The store had a considerably large section for makeup products. It houses every kind of makeup imaginable except for the foundation shade I needed. I asked outright if they had the shade number I wanted, which was 330. The salesperson very kindly shook his head and told me that the darkest shade they had was 210. But, at the instead of leaving it there, he started showing me a shade 10. times lighter than mine and told me it would look much better on me than something that dark. Perplexed, I leave the store.
A search of ten other nearby stores, as well as online stores, led me to realize that complexion products for darker skin tones are almost impossible to find. Also, most of the stores I physically visited had employees who felt the need to give me unsolicited advice so I could buy something lighter. In one of those places, I felt like asking people why they don’t stock darker shades. Their response was that there just wasn’t enough demand for them.
I understood that these sellers were beyond reproach and that they were only expressing their internal colorism by recommending lighter shades to me, but the question of demand bothered me. If I was a single black horse in a pack of whites, I could understand why there would be no demand.
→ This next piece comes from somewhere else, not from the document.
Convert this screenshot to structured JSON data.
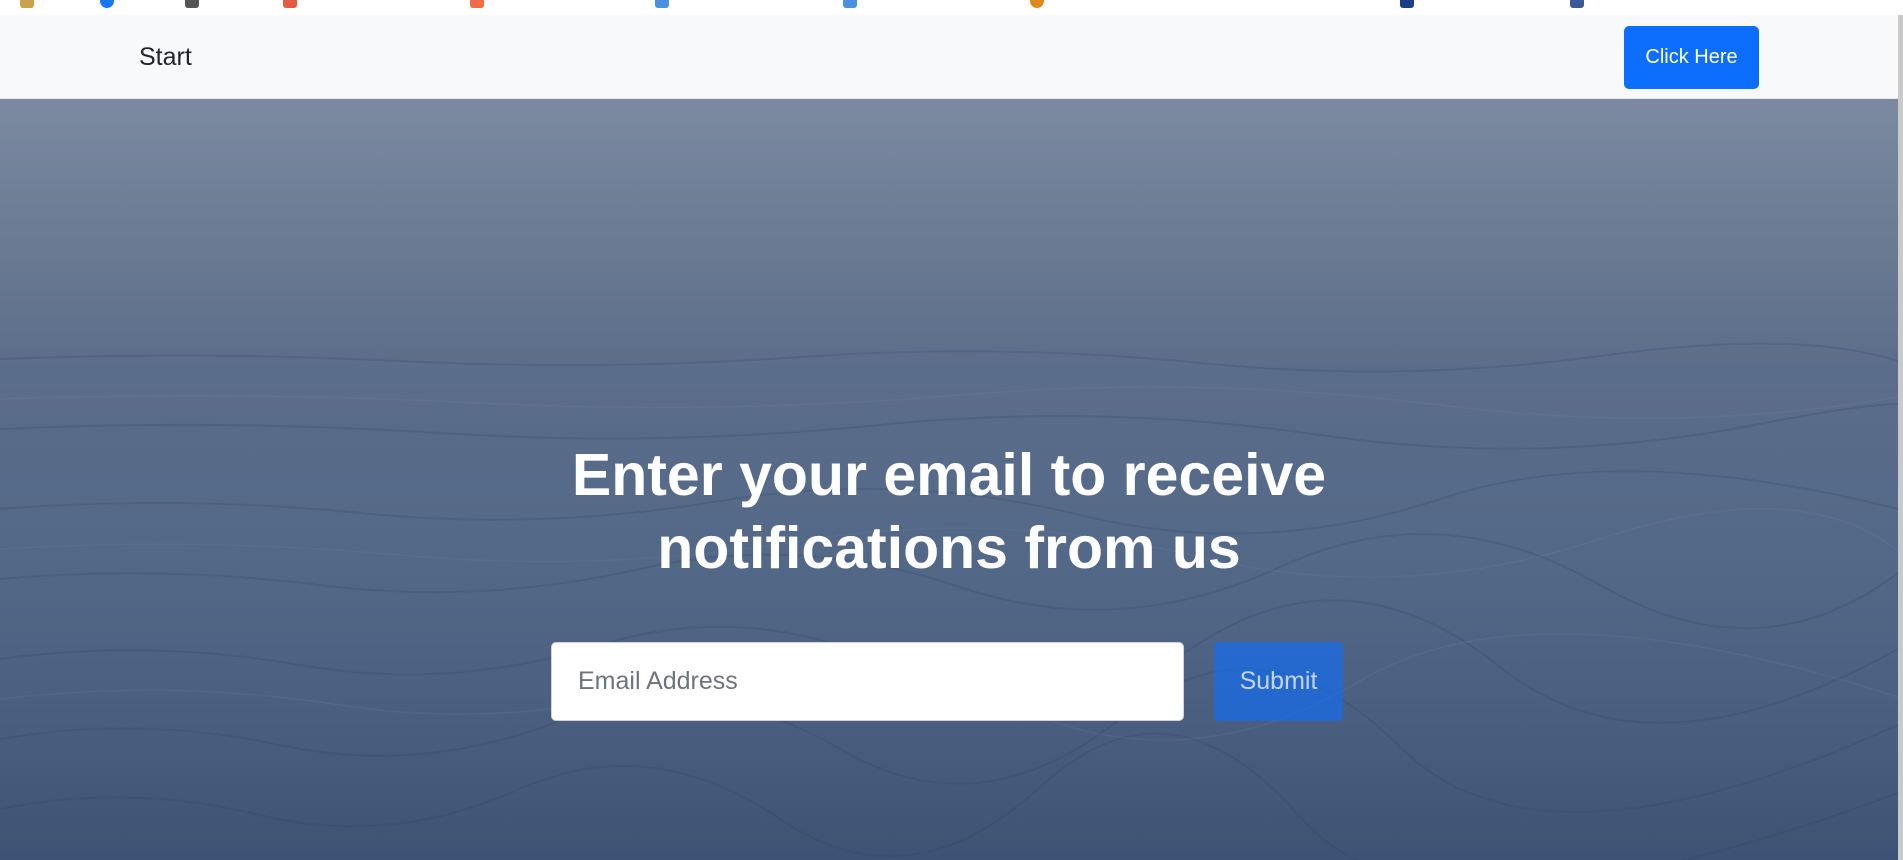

But this is obviously not the case. A high proportion of women are dark-skinned in Bangladesh and most of them wear makeup to some extent. There can therefore be no lack of demand for these products.
Studies show that our penchant for lighter skin colors is initially the result of colonial practices. The British gave privileges to light-skinned groups and in turn oppressed darker people. The consequences are an obsession with fairness and fair products as well as multi-faceted discrimination on the basis of skin color in our modern society.
It can be seen that the pursuit of fairness is hammered home to people at this point and is aided by a bias for lighter tones in the mainstream media. As a result, people in our subcontinent don’t even realize they’re using something that’s wrong with their complexion. They only try blindly to appear lighter.
Zaima is a struggling college student, a failed guitarist, and a poet in need of better poetic ideas. Send your condolences to him at firstname.lastname@example.org.